On the night that Zoe Baker won Britain's fifth medal of the week, Ian Thorpe secured his fifth title to equal the record number of golds from one swimmer at a World Championships.
Baker set a European record of 31.23sec in the heats of the 50m breaststroke and swam a blistering first 35m last night. As the field closed in around her, the 25-year-old from Sheffield showed nerves of steel to hold on for bronze, finishing in 31.40, just 0.03sec behind Kristy Kowal, of the United States, who took silver.
"I thought gold was in sight after the record in the heats but the final is a different race," she said. "It's all about places and I'm pleased to have won a medal. I think I tried too hard at the beginning and tired up in the last few metres."
Two more world records fell at the championships in Fukuoka, Japan, and the best performance was by the Australian team in the 4x200m freestyle. Undefeated in the last four years, the team are steamrollering the opposition and their own records. Their world record 7:04.66 was an exhibition of power swimming, taking 3.39sec off their previous mark, as the team finished a staggering 10 seconds in front of Italy, who set a European record to win the silver. The United States took bronze with Britain finishing fourth but well below their best.
As good as Thorpe is, he proved that he is not a natural sprinter as he could only manage fourth in the 100m freestyle. The stage was set for Pieter van den Hoogenband, the Olympic champion and world record holder, to win his first gold, but he underestimated the speed of Anthony Ervin, of the United States, the gold medallist in the 50m event. Chasing the American from the start, Van den Hoogenband thought he had won a tight finish and began his celebrations. But the timing system, already the subject of controversy this week, failed to register a time for the American. When it did, it revealed Ervin's time of 48.33, to the Dutchman's 48.43.
"I had got the gold medal," Van den Hoogenband said. "In my mind I had won the race because I knew I could beat Thorpe, but I underestimated the American."

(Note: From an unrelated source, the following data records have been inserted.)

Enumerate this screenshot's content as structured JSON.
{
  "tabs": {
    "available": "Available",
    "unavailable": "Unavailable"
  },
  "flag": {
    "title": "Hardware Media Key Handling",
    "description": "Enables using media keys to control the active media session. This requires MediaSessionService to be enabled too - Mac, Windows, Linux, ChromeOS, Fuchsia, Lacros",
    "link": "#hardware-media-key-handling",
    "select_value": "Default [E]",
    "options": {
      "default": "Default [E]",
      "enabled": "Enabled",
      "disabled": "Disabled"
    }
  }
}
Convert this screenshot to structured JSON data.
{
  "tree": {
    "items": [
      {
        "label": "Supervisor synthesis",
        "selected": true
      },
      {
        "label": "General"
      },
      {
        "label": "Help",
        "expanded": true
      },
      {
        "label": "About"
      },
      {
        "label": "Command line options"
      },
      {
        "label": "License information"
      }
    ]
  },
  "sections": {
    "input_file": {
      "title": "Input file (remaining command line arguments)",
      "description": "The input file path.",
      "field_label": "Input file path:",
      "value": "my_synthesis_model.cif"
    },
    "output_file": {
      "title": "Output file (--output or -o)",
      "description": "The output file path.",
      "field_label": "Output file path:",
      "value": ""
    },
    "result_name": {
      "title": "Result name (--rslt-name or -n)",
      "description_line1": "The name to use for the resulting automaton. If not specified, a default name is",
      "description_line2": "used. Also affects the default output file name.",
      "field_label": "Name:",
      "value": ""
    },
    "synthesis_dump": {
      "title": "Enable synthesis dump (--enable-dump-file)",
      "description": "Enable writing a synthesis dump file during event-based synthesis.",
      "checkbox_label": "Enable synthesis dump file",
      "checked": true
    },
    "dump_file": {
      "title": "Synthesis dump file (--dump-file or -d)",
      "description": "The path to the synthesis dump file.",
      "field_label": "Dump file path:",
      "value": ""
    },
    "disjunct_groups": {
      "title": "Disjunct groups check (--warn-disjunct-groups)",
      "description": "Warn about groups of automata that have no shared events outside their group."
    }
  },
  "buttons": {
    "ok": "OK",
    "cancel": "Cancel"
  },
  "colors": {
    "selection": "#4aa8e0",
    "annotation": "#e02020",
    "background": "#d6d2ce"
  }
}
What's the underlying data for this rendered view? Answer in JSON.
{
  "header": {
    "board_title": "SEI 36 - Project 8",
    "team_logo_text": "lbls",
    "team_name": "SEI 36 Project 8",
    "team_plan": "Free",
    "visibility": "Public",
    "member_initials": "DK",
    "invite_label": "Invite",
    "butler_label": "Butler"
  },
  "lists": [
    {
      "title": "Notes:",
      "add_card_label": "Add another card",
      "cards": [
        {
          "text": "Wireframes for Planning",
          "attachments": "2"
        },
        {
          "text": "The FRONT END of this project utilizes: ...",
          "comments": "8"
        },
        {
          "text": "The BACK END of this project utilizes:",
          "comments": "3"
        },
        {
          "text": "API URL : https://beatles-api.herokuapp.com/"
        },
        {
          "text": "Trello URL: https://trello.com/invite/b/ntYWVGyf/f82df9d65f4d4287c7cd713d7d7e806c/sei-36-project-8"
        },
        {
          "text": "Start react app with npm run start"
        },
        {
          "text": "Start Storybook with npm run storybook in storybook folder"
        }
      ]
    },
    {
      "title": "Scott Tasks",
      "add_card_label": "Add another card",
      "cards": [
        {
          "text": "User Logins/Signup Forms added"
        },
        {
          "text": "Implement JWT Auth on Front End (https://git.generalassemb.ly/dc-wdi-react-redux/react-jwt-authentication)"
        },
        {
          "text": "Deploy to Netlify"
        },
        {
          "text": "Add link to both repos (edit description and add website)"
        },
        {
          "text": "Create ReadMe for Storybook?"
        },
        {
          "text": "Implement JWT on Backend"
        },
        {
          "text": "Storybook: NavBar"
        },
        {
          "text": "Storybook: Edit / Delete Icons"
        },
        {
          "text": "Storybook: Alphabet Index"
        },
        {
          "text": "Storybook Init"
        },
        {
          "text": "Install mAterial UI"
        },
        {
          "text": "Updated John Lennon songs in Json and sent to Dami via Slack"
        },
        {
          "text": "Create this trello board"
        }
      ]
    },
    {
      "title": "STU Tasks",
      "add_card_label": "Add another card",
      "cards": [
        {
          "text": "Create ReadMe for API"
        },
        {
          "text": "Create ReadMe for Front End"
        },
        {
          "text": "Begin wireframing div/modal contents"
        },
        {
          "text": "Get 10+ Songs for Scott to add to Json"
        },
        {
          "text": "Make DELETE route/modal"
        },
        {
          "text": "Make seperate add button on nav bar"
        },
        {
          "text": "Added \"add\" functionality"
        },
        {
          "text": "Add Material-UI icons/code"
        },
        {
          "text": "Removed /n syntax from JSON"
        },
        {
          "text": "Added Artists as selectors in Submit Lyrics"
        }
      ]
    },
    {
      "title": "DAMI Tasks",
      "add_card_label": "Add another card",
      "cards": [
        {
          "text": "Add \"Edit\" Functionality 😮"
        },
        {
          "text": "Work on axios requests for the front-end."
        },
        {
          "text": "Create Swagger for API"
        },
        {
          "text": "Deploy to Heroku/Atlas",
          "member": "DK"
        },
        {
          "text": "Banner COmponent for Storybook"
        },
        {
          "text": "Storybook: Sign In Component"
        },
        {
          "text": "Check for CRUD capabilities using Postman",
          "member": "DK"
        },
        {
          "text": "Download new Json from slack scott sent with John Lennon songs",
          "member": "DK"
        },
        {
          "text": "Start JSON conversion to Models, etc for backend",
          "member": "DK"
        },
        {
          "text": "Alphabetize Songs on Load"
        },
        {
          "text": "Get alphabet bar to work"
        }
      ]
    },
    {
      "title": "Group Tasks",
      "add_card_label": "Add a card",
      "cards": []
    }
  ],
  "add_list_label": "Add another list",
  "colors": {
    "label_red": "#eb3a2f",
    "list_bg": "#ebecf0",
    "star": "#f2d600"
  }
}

Mark Foster was in magnificent form as he finished the first semi-final of the 50m butterfly just 0.06sec outside the world record. But, a few moments later, the Australian Geoff Huegill did the job properly to lower the mark to 23.44sec. The pair are ranked first and second into today's final.
The controversy surrounding the timing system rumbles on as the United States team seek to reinstate their women's 4x200m freestyle team as champions. After both they and the Australian team were disqualified, Britain was awarded its first-ever women's world gold medal. But the United States are appealing to the Court of Arbitration for Sport in Lausanne. The US team were disqualified after their second swimmer, Cristina Teuscher, apparently left her block too early, but the Americans say that the touch pad was faulty.
Furthermore, the Fina chief executive, Cornel Marculescu, has finally admitted the championship is suffering major problems with the timing system. "The problems are unfortunate it's hard to believe in this day and age that we would have such problems," said Marculescu.Reuse content